» WHAT IS BEING ASKED: Would you write out all of the records that follow, exactly as they stand?

Data items
--- START ---

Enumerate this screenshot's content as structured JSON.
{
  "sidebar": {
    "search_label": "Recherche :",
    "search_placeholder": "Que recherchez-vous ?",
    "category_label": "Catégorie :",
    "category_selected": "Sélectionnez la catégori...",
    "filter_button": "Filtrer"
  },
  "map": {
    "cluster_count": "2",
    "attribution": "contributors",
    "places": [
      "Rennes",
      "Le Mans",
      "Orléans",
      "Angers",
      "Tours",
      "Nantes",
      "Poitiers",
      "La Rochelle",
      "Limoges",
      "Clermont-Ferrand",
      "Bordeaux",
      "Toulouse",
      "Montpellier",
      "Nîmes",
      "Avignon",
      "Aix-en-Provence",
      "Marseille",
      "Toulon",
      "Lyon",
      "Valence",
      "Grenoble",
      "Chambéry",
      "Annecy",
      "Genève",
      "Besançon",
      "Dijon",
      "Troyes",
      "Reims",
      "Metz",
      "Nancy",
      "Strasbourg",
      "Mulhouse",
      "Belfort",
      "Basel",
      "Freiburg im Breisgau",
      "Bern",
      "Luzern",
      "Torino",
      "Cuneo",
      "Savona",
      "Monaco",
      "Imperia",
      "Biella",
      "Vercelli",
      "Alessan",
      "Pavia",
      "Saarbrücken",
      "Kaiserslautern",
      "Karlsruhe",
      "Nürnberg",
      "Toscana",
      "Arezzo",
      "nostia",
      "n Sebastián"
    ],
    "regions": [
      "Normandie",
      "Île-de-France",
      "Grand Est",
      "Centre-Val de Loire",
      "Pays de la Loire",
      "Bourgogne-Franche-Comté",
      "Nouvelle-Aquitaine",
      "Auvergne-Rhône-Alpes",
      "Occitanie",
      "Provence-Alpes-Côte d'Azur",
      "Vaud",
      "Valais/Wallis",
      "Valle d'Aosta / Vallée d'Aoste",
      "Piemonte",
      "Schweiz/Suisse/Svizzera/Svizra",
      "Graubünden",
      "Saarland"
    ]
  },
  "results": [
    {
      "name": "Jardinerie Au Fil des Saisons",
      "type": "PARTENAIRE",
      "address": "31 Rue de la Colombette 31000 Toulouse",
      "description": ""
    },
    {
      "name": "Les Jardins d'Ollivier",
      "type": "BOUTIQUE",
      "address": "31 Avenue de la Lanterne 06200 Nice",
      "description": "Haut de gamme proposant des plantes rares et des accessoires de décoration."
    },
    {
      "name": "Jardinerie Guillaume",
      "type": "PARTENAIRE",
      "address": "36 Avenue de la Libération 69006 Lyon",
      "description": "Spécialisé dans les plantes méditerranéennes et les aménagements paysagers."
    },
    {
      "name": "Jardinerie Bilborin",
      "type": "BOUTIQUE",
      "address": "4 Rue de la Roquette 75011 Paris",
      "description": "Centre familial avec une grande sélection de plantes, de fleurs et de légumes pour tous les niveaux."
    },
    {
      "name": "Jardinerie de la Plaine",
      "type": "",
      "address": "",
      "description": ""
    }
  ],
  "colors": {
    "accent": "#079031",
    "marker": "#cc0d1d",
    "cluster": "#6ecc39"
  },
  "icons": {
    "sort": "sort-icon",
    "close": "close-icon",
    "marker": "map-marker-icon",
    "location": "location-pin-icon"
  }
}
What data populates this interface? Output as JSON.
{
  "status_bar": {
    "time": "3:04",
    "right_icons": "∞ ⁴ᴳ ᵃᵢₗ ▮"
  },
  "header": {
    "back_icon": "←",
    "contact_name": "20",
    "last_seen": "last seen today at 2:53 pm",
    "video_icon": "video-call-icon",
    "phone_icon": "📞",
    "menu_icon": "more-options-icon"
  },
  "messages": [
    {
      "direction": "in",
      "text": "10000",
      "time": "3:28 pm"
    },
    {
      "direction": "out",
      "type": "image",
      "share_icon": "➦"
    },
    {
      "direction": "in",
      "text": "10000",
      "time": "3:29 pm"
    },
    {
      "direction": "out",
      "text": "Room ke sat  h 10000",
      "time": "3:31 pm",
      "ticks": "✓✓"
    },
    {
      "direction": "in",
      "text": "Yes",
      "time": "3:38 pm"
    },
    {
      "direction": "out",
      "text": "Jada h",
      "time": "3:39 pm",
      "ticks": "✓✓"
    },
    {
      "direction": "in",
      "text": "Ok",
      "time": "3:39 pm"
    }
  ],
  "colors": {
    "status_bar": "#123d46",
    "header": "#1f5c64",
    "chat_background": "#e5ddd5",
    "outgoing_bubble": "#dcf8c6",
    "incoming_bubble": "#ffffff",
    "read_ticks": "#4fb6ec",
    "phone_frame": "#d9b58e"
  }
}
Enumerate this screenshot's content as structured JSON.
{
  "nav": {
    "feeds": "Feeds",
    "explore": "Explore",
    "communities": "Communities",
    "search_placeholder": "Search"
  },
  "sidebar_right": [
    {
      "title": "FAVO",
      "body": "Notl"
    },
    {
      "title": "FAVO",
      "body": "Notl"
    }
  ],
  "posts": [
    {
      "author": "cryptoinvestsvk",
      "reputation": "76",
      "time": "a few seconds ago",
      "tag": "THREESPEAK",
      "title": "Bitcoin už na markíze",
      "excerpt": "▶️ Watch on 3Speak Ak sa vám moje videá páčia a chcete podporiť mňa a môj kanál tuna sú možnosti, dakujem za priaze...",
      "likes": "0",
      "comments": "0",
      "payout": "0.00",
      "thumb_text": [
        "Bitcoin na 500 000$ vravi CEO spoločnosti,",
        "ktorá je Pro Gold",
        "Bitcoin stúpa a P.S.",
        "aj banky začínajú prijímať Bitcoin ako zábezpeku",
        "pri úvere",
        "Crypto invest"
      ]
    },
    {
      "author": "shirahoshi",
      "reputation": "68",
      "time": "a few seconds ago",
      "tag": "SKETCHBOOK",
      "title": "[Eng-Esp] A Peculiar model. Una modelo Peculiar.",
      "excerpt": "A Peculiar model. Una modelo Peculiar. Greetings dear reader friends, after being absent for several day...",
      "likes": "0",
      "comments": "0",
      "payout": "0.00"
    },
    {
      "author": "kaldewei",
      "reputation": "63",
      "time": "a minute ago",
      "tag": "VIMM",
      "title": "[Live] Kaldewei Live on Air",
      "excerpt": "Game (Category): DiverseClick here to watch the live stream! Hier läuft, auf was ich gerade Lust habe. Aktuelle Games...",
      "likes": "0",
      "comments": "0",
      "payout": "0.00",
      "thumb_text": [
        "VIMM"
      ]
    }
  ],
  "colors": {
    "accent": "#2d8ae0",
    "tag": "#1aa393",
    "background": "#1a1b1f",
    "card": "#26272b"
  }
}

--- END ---

» TASK ANSWER:
Enumerate this screenshot's content as structured JSON.
{
  "sidebar": {
    "search_label": "Recherche :",
    "search_placeholder": "Que recherchez-vous ?",
    "category_label": "Catégorie :",
    "category_selected": "Sélectionnez la catégori...",
    "filter_button": "Filtrer"
  },
  "map": {
    "cluster_count": "2",
    "attribution": "contributors",
    "places": [
      "Rennes",
      "Le Mans",
      "Orléans",
      "Angers",
      "Tours",
      "Nantes",
      "Poitiers",
      "La Rochelle",
      "Limoges",
      "Clermont-Ferrand",
      "Bordeaux",
      "Toulouse",
      "Montpellier",
      "Nîmes",
      "Avignon",
      "Aix-en-Provence",
      "Marseille",
      "Toulon",
      "Lyon",
      "Valence",
      "Grenoble",
      "Chambéry",
      "Annecy",
      "Genève",
      "Besançon",
      "Dijon",
      "Troyes",
      "Reims",
      "Metz",
      "Nancy",
      "Strasbourg",
      "Mulhouse",
      "Belfort",
      "Basel",
      "Freiburg im Breisgau",
      "Bern",
      "Luzern",
      "Torino",
      "Cuneo",
      "Savona",
      "Monaco",
      "Imperia",
      "Biella",
      "Vercelli",
      "Alessan",
      "Pavia",
      "Saarbrücken",
      "Kaiserslautern",
      "Karlsruhe",
      "Nürnberg",
      "Toscana",
      "Arezzo",
      "nostia",
      "n Sebastián"
    ],
    "regions": [
      "Normandie",
      "Île-de-France",
      "Grand Est",
      "Centre-Val de Loire",
      "Pays de la Loire",
      "Bourgogne-Franche-Comté",
      "Nouvelle-Aquitaine",
      "Auvergne-Rhône-Alpes",
      "Occitanie",
      "Provence-Alpes-Côte d'Azur",
      "Vaud",
      "Valais/Wallis",
      "Valle d'Aosta / Vallée d'Aoste",
      "Piemonte",
      "Schweiz/Suisse/Svizzera/Svizra",
      "Graubünden",
      "Saarland"
    ]
  },
  "results": [
    {
      "name": "Jardinerie Au Fil des Saisons",
      "type": "PARTENAIRE",
      "address": "31 Rue de la Colombette 31000 Toulouse",
      "description": ""
    },
    {
      "name": "Les Jardins d'Ollivier",
      "type": "BOUTIQUE",
      "address": "31 Avenue de la Lanterne 06200 Nice",
      "description": "Haut de gamme proposant des plantes rares et des accessoires de décoration."
    },
    {
      "name": "Jardinerie Guillaume",
      "type": "PARTENAIRE",
      "address": "36 Avenue de la Libération 69006 Lyon",
      "description": "Spécialisé dans les plantes méditerranéennes et les aménagements paysagers."
    },
    {
      "name": "Jardinerie Bilborin",
      "type": "BOUTIQUE",
      "address": "4 Rue de la Roquette 75011 Paris",
      "description": "Centre familial avec une grande sélection de plantes, de fleurs et de légumes pour tous les niveaux."
    },
    {
      "name": "Jardinerie de la Plaine",
      "type": "",
      "address": "",
      "description": ""
    }
  ],
  "colors": {
    "accent": "#079031",
    "marker": "#cc0d1d",
    "cluster": "#6ecc39"
  },
  "icons": {
    "sort": "sort-icon",
    "close": "close-icon",
    "marker": "map-marker-icon",
    "location": "location-pin-icon"
  }
}
What data populates this interface? Output as JSON.
{
  "status_bar": {
    "time": "3:04",
    "right_icons": "∞ ⁴ᴳ ᵃᵢₗ ▮"
  },
  "header": {
    "back_icon": "←",
    "contact_name": "20",
    "last_seen": "last seen today at 2:53 pm",
    "video_icon": "video-call-icon",
    "phone_icon": "📞",
    "menu_icon": "more-options-icon"
  },
  "messages": [
    {
      "direction": "in",
      "text": "10000",
      "time": "3:28 pm"
    },
    {
      "direction": "out",
      "type": "image",
      "share_icon": "➦"
    },
    {
      "direction": "in",
      "text": "10000",
      "time": "3:29 pm"
    },
    {
      "direction": "out",
      "text": "Room ke sat  h 10000",
      "time": "3:31 pm",
      "ticks": "✓✓"
    },
    {
      "direction": "in",
      "text": "Yes",
      "time": "3:38 pm"
    },
    {
      "direction": "out",
      "text": "Jada h",
      "time": "3:39 pm",
      "ticks": "✓✓"
    },
    {
      "direction": "in",
      "text": "Ok",
      "time": "3:39 pm"
    }
  ],
  "colors": {
    "status_bar": "#123d46",
    "header": "#1f5c64",
    "chat_background": "#e5ddd5",
    "outgoing_bubble": "#dcf8c6",
    "incoming_bubble": "#ffffff",
    "read_ticks": "#4fb6ec",
    "phone_frame": "#d9b58e"
  }
}
Enumerate this screenshot's content as structured JSON.
{
  "nav": {
    "feeds": "Feeds",
    "explore": "Explore",
    "communities": "Communities",
    "search_placeholder": "Search"
  },
  "sidebar_right": [
    {
      "title": "FAVO",
      "body": "Notl"
    },
    {
      "title": "FAVO",
      "body": "Notl"
    }
  ],
  "posts": [
    {
      "author": "cryptoinvestsvk",
      "reputation": "76",
      "time": "a few seconds ago",
      "tag": "THREESPEAK",
      "title": "Bitcoin už na markíze",
      "excerpt": "▶️ Watch on 3Speak Ak sa vám moje videá páčia a chcete podporiť mňa a môj kanál tuna sú možnosti, dakujem za priaze...",
      "likes": "0",
      "comments": "0",
      "payout": "0.00",
      "thumb_text": [
        "Bitcoin na 500 000$ vravi CEO spoločnosti,",
        "ktorá je Pro Gold",
        "Bitcoin stúpa a P.S.",
        "aj banky začínajú prijímať Bitcoin ako zábezpeku",
        "pri úvere",
        "Crypto invest"
      ]
    },
    {
      "author": "shirahoshi",
      "reputation": "68",
      "time": "a few seconds ago",
      "tag": "SKETCHBOOK",
      "title": "[Eng-Esp] A Peculiar model. Una modelo Peculiar.",
      "excerpt": "A Peculiar model. Una modelo Peculiar. Greetings dear reader friends, after being absent for several day...",
      "likes": "0",
      "comments": "0",
      "payout": "0.00"
    },
    {
      "author": "kaldewei",
      "reputation": "63",
      "time": "a minute ago",
      "tag": "VIMM",
      "title": "[Live] Kaldewei Live on Air",
      "excerpt": "Game (Category): DiverseClick here to watch the live stream! Hier läuft, auf was ich gerade Lust habe. Aktuelle Games...",
      "likes": "0",
      "comments": "0",
      "payout": "0.00",
      "thumb_text": [
        "VIMM"
      ]
    }
  ],
  "colors": {
    "accent": "#2d8ae0",
    "tag": "#1aa393",
    "background": "#1a1b1f",
    "card": "#26272b"
  }
}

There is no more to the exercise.